“Not every video on Vimeo is amazing, of course. Some are boring or incoherent, and more than a few seem to be trying too hard to be artistic. What’s astounding about Vimeo is its high ratio of signal to noise. Most of the videos posted here, even the terrible ones, are at least trying to say something interesting. That’s a lot more than can be said of much of what you see on YouTube.”—YouTube for Artistes
The rising number of YA books about queer teens shows no sign of slowing down, and one can hope that as more are published, bisexual characters and teens of color will also be more widely represented.
Another problem that must be addressed is the fact that far more books about gay male teens are published than books about lesbian/bi girls. This disparity is particularly unusual for YA fiction, which skews heavily toward books about and for girls.
When asked why this imbalance continues, Levithan answered: “This is honestly one of the most confounding questions I face on a day-to-day basis. I genuinely have no idea. If there’s one submission I would love to get as an editor, it’s a great girl-meets-girl story. Because the inequality on the YA LBGT shelves is astonishing.
“Welcome to the other crisis spreading quietly across the country: the crisis of college affordability. Talk to enough students and families on a college campus like the University of Michigan, where I’m a student, and you’ll hear plenty of stories like Bobby Stapleton’s — of families scraping by in increasingly tough times as tuition bills rise, of students working second and third jobs, of newly minted graduates staggering into an ever more jobless world under the weight of tens of thousands of dollars in student-loan debt.”—Gated communities of living
“Assists in basketball are comparable to errors in baseball. They’re decent indicators of performance — but they’re also splashed with a healthy dose of subjectivity.

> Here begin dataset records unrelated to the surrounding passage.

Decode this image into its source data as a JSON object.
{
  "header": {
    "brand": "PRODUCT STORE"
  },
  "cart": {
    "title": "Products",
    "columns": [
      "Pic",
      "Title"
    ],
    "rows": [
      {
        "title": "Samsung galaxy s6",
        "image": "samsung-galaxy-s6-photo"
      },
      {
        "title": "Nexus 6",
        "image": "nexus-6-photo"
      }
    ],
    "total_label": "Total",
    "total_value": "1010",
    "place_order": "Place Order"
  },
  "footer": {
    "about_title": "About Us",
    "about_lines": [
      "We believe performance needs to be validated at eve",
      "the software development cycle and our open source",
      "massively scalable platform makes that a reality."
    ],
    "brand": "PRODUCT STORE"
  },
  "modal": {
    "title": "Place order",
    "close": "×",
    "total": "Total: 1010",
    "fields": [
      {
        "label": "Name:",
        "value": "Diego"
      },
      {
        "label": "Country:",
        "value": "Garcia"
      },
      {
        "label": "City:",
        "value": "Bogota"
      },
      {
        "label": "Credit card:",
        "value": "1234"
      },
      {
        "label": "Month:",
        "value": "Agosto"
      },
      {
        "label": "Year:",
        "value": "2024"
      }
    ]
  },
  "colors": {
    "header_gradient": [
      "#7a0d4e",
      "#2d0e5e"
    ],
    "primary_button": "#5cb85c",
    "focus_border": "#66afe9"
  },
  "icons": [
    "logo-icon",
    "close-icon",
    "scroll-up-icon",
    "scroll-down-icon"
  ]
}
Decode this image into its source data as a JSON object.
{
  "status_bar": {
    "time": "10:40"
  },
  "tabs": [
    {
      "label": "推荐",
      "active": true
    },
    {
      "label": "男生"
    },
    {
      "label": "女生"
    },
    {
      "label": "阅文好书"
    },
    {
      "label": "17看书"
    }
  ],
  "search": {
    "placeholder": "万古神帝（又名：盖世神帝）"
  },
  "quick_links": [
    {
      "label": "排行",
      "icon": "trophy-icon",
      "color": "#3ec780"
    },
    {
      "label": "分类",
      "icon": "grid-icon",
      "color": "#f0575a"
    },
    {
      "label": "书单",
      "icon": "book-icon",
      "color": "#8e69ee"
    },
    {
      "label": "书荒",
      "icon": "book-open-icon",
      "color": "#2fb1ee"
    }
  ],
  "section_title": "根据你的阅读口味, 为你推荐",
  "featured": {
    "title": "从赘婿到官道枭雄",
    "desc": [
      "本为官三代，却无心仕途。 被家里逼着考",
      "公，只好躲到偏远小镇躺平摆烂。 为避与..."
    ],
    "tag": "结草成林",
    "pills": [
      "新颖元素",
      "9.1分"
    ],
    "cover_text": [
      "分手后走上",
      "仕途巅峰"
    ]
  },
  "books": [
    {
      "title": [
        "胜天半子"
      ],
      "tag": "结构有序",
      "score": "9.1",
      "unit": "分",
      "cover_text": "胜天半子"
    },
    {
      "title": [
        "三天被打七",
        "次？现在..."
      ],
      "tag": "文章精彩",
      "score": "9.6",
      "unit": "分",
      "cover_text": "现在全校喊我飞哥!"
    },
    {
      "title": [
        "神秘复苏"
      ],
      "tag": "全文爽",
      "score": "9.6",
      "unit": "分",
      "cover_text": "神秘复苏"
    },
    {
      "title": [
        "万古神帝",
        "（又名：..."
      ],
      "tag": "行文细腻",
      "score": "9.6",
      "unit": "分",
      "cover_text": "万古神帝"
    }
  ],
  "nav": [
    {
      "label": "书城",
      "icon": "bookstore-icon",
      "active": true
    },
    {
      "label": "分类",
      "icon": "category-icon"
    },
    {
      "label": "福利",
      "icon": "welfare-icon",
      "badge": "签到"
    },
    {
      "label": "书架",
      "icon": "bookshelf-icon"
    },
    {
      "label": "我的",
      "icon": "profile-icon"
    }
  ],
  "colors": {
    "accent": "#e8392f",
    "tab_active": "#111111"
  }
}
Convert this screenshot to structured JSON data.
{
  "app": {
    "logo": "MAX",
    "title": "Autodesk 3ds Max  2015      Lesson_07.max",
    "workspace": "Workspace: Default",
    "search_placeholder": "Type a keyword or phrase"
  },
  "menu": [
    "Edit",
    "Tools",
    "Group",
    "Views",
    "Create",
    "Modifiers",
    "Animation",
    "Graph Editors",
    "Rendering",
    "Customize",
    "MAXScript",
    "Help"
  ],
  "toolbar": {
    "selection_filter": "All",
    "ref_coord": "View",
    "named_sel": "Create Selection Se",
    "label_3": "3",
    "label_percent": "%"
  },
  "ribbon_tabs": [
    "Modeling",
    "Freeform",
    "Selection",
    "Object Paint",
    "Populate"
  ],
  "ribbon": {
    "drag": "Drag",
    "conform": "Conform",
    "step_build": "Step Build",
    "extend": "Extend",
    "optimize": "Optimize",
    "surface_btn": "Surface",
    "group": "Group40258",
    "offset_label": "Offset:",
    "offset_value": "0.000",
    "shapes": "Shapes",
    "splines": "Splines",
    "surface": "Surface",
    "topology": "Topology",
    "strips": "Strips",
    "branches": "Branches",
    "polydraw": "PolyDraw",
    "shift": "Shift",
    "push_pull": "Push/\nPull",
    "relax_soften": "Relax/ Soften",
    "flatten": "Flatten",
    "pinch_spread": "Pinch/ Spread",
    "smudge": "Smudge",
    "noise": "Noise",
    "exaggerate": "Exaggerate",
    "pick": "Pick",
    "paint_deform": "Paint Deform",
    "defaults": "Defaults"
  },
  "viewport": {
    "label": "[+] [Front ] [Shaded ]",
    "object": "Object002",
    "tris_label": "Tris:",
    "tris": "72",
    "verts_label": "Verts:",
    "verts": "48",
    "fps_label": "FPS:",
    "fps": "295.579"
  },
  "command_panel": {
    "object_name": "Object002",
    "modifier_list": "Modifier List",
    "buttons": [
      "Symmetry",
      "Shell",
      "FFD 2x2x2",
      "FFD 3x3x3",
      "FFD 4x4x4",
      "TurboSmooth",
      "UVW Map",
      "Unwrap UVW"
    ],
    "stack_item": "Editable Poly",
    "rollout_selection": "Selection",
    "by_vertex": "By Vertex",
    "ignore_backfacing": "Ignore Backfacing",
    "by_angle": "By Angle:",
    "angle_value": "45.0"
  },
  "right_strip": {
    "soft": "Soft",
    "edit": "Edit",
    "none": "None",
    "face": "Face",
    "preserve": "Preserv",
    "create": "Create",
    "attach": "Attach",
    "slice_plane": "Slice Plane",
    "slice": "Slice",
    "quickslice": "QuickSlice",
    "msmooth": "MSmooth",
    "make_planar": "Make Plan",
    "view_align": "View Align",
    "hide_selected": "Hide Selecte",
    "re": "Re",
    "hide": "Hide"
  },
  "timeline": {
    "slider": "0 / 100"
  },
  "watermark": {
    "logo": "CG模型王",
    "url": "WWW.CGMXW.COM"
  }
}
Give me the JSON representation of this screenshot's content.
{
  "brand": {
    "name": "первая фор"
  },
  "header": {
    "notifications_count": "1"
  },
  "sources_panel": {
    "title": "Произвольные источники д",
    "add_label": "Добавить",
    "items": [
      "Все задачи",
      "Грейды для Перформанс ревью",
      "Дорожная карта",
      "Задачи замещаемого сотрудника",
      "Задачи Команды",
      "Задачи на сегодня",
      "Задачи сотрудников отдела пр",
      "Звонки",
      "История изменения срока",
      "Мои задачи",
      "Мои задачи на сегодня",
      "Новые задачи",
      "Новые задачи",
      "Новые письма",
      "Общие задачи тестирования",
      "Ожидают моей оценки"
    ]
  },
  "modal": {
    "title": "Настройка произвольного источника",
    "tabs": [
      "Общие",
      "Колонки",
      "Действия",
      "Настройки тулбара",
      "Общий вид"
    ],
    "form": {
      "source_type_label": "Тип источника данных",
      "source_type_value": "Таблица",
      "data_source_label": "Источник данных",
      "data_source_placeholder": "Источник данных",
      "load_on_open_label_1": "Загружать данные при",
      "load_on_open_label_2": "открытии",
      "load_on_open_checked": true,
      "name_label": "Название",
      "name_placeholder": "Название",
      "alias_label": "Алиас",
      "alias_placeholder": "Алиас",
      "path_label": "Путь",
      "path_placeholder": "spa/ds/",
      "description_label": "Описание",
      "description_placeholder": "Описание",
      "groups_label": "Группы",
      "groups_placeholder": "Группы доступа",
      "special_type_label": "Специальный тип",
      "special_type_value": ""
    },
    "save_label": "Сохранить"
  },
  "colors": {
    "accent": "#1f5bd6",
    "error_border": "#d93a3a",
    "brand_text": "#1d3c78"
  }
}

Fluctuations in the way assists are recorded in different arenas, not to mention the league’s bare-bones description of what an assist actually is, make them difficult to interpret.”—Interpreting assists